Given records —
──────────

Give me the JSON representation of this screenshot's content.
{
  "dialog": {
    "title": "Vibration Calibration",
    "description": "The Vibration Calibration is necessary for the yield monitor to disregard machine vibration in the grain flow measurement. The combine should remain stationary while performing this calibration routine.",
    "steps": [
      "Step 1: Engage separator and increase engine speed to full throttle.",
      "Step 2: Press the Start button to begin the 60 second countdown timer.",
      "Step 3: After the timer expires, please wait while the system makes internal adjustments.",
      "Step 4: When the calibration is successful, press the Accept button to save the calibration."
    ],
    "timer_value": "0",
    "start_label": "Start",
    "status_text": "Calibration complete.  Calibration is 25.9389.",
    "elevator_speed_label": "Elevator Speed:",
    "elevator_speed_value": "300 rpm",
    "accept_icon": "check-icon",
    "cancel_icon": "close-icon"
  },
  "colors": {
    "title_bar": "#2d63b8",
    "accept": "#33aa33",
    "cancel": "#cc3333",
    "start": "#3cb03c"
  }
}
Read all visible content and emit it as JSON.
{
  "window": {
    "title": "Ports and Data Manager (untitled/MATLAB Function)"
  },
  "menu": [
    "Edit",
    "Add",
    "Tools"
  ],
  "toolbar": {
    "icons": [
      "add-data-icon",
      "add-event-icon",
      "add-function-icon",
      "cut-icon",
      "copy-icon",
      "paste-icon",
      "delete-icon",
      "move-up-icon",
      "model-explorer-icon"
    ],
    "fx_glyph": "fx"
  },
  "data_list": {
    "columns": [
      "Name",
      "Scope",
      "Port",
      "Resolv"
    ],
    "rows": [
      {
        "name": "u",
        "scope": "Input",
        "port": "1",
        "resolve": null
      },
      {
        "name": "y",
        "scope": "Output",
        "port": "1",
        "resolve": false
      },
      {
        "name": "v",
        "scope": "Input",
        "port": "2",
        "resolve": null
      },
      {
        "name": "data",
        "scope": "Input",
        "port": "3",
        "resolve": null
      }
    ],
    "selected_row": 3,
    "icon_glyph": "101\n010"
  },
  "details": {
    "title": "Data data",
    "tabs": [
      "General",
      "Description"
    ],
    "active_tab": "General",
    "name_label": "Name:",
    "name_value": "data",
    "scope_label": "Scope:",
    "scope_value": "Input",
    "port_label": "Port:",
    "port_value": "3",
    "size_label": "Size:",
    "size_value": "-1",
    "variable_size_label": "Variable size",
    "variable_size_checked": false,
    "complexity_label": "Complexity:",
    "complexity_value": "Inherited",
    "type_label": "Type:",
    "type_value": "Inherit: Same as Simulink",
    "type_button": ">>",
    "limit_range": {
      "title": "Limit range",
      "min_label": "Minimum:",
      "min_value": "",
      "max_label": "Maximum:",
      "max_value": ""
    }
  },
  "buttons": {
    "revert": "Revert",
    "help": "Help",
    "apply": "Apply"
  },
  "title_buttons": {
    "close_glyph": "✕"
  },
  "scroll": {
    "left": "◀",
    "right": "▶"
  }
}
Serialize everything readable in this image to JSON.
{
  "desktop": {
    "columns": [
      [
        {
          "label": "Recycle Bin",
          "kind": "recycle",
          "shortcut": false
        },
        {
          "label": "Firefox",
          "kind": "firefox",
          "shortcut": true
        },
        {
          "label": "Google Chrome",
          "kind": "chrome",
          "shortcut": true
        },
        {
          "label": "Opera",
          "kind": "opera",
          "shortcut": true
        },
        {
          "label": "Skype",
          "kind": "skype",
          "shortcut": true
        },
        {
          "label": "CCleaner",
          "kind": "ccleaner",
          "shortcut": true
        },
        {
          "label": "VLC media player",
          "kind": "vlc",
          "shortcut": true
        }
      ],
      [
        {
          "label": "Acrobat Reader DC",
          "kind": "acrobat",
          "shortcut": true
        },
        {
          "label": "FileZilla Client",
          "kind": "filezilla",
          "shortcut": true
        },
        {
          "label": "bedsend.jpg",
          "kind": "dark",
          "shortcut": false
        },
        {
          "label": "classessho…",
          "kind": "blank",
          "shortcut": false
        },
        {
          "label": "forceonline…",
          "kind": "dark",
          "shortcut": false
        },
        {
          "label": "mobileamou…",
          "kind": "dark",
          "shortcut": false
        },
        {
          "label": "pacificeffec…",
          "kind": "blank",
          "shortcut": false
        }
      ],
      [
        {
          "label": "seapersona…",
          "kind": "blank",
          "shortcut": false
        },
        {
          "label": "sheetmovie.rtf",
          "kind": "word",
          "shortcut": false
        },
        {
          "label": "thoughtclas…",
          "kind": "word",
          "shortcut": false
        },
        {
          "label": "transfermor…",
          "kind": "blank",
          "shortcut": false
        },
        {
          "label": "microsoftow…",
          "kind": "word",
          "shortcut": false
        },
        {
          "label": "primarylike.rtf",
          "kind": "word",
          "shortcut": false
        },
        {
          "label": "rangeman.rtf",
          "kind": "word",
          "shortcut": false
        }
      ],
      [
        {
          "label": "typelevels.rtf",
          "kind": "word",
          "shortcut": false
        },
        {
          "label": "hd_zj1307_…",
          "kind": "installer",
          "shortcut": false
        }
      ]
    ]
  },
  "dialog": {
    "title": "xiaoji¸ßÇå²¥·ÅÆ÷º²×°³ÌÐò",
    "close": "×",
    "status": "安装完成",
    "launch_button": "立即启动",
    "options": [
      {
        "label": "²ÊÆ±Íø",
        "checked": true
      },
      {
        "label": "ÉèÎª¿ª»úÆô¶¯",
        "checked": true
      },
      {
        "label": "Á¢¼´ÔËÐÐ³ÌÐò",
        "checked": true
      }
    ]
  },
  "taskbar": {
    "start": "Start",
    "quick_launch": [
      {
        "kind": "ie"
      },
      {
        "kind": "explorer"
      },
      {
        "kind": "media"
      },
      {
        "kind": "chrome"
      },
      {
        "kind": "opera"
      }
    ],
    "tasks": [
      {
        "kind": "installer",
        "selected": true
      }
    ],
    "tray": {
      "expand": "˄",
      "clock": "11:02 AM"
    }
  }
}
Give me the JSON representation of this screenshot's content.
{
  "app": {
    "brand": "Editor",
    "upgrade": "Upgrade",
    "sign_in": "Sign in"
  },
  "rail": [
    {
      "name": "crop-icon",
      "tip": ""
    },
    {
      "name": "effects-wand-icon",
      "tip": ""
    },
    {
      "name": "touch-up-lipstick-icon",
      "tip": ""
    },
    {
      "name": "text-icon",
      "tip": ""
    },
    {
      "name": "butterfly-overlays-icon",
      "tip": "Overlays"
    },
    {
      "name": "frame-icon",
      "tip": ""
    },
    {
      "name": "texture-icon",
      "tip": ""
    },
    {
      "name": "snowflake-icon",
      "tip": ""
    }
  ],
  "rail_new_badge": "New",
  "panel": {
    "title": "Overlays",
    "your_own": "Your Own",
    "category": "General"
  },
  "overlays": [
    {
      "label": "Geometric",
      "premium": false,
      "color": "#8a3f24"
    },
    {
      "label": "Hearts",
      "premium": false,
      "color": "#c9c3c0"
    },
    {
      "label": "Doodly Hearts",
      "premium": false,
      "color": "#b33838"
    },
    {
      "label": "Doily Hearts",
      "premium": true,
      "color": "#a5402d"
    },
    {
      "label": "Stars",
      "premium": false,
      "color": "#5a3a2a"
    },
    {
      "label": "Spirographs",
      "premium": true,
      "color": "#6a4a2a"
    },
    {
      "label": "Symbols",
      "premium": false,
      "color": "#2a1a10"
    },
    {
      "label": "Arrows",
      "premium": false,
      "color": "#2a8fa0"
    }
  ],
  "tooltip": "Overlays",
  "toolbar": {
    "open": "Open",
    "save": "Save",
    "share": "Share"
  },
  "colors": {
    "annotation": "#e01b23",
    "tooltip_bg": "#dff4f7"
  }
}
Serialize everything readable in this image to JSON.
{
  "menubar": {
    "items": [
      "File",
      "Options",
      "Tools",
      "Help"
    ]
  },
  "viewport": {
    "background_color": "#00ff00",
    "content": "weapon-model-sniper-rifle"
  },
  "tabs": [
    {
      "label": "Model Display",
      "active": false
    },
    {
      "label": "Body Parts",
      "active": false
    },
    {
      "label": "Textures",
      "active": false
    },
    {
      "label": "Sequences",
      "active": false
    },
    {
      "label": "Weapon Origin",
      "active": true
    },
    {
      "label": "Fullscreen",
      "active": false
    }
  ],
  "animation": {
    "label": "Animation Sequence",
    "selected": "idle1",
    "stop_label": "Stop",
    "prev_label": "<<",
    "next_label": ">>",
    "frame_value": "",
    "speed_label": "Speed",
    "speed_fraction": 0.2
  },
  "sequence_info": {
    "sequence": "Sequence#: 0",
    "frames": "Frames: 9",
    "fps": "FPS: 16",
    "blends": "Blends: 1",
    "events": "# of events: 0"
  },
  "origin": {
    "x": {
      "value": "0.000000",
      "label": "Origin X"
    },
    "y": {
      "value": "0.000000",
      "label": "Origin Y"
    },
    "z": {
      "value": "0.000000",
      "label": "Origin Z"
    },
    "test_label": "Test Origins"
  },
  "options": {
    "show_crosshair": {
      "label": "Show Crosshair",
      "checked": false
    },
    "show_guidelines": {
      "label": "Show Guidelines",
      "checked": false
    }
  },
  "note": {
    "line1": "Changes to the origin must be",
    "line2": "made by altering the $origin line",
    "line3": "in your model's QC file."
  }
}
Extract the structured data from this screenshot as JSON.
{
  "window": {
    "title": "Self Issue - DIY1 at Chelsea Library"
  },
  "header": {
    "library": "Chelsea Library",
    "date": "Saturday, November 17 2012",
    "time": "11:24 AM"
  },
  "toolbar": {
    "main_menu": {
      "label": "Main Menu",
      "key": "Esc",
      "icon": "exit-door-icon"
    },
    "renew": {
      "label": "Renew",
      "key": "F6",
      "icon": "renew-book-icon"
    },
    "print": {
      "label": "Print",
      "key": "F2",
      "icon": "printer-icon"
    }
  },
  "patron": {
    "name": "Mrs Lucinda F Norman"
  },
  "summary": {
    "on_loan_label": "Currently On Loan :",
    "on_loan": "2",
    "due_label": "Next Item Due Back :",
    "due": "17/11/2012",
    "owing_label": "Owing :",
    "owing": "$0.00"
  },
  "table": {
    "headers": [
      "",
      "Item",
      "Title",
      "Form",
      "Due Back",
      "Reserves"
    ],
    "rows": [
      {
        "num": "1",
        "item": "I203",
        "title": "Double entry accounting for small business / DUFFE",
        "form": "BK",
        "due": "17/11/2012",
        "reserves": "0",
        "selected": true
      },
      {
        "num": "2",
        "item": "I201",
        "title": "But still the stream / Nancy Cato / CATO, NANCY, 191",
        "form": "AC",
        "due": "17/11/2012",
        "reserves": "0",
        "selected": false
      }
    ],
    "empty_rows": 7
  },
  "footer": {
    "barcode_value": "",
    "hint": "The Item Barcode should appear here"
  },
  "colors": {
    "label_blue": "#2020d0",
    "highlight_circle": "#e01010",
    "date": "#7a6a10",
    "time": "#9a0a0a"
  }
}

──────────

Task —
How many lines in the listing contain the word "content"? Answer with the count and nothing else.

Completed exercise —
4